**ENTRIES SUPPLIED**:
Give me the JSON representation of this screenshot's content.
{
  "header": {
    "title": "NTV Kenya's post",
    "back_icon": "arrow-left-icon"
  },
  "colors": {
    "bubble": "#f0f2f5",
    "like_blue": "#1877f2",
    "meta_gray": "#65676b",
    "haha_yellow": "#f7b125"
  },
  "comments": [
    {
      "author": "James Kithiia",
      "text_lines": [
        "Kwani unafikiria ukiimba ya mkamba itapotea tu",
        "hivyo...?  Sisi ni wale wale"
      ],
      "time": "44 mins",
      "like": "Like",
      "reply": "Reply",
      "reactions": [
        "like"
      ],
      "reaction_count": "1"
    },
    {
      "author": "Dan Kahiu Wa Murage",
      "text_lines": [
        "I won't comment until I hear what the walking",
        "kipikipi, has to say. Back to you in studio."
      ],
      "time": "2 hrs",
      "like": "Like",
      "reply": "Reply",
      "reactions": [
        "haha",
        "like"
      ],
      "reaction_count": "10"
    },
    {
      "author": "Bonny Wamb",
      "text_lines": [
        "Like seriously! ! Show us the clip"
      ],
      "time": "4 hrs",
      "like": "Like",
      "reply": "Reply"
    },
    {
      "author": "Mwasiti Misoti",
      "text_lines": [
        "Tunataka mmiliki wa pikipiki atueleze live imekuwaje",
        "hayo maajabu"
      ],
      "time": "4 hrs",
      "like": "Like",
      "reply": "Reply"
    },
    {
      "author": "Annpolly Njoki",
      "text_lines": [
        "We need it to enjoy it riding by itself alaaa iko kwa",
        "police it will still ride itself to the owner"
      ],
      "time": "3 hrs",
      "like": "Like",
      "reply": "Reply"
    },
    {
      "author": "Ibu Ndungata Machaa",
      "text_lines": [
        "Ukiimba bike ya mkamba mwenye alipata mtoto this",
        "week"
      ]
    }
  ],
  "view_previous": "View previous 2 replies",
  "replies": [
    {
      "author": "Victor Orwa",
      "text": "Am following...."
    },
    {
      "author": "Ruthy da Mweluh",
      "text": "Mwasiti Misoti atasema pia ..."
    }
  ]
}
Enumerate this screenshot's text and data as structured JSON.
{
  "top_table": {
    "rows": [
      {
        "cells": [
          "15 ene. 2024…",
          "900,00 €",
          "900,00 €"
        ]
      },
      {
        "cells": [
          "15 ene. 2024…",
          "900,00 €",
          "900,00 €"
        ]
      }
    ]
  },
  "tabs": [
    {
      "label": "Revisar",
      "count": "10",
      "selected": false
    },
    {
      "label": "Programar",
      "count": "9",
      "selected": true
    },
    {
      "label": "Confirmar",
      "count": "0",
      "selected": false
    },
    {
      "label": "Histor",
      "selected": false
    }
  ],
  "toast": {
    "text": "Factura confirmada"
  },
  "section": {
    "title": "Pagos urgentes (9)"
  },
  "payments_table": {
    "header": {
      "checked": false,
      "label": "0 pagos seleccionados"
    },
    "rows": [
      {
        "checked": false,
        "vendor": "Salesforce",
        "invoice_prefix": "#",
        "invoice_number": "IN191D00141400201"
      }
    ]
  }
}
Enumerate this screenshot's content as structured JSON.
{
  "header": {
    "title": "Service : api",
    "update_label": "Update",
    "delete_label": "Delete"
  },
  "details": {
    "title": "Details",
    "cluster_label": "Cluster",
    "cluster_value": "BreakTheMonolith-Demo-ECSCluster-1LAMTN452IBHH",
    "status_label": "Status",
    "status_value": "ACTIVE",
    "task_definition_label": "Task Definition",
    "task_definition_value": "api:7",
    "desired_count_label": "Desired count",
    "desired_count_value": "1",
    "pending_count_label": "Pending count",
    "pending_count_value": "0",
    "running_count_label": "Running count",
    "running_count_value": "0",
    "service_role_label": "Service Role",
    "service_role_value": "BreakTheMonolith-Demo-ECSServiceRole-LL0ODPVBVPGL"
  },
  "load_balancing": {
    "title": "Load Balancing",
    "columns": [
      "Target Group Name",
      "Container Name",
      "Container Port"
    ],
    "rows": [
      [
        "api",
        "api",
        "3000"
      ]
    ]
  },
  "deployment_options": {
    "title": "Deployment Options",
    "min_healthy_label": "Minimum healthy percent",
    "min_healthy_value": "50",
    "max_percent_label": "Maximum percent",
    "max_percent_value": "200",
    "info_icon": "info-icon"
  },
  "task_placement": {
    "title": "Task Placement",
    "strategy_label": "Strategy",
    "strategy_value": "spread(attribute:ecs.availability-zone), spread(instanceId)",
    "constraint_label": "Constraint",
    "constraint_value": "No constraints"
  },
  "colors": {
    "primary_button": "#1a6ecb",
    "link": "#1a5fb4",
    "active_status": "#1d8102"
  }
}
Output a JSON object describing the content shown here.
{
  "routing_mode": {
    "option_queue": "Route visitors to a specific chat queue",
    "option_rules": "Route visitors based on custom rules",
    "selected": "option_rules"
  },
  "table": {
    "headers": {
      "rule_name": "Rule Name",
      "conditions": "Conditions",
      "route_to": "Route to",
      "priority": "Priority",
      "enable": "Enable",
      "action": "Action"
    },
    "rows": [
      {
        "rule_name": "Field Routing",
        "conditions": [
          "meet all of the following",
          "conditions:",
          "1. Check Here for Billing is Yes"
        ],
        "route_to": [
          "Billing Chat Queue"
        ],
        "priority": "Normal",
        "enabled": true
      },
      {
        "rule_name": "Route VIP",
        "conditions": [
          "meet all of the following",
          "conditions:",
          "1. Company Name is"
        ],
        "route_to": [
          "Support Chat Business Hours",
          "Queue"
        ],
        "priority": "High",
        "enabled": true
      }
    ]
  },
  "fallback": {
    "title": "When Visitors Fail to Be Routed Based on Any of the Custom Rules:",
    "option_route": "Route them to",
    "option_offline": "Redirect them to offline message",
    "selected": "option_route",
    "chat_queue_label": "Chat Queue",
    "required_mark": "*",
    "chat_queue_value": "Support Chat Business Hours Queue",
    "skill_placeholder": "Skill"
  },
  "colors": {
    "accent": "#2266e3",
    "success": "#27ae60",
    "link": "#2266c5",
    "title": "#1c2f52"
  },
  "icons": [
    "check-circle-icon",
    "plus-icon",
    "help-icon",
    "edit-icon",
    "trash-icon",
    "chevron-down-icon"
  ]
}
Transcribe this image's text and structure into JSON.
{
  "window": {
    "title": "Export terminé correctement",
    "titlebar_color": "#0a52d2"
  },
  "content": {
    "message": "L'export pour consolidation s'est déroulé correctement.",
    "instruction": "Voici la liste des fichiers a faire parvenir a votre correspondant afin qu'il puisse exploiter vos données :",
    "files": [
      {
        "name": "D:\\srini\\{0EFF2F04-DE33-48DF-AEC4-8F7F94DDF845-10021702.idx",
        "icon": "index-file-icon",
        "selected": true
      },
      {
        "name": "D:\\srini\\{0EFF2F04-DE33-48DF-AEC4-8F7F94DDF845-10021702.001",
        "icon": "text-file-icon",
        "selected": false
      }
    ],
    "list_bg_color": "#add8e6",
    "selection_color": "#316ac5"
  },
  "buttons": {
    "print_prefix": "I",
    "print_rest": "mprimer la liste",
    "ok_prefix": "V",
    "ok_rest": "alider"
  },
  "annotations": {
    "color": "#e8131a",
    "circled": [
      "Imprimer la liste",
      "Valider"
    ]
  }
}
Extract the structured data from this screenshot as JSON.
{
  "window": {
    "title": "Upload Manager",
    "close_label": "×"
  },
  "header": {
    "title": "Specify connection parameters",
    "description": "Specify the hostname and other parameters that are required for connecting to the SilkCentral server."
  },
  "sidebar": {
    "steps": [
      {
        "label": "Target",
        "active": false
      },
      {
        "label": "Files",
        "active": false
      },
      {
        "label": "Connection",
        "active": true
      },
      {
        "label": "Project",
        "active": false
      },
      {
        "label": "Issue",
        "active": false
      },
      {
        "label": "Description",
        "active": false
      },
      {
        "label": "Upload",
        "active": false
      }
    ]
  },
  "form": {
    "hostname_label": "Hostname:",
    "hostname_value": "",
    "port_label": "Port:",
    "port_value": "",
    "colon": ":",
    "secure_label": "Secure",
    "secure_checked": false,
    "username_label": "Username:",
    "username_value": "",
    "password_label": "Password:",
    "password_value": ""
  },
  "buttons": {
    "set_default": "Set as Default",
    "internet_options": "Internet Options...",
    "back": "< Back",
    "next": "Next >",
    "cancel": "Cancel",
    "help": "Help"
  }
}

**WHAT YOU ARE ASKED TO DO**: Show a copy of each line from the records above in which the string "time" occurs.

**WORKED SOLUTION**:
      "time": "44 mins",
      "time": "2 hrs",
      "time": "4 hrs",
      "time": "4 hrs",
      "time": "3 hrs",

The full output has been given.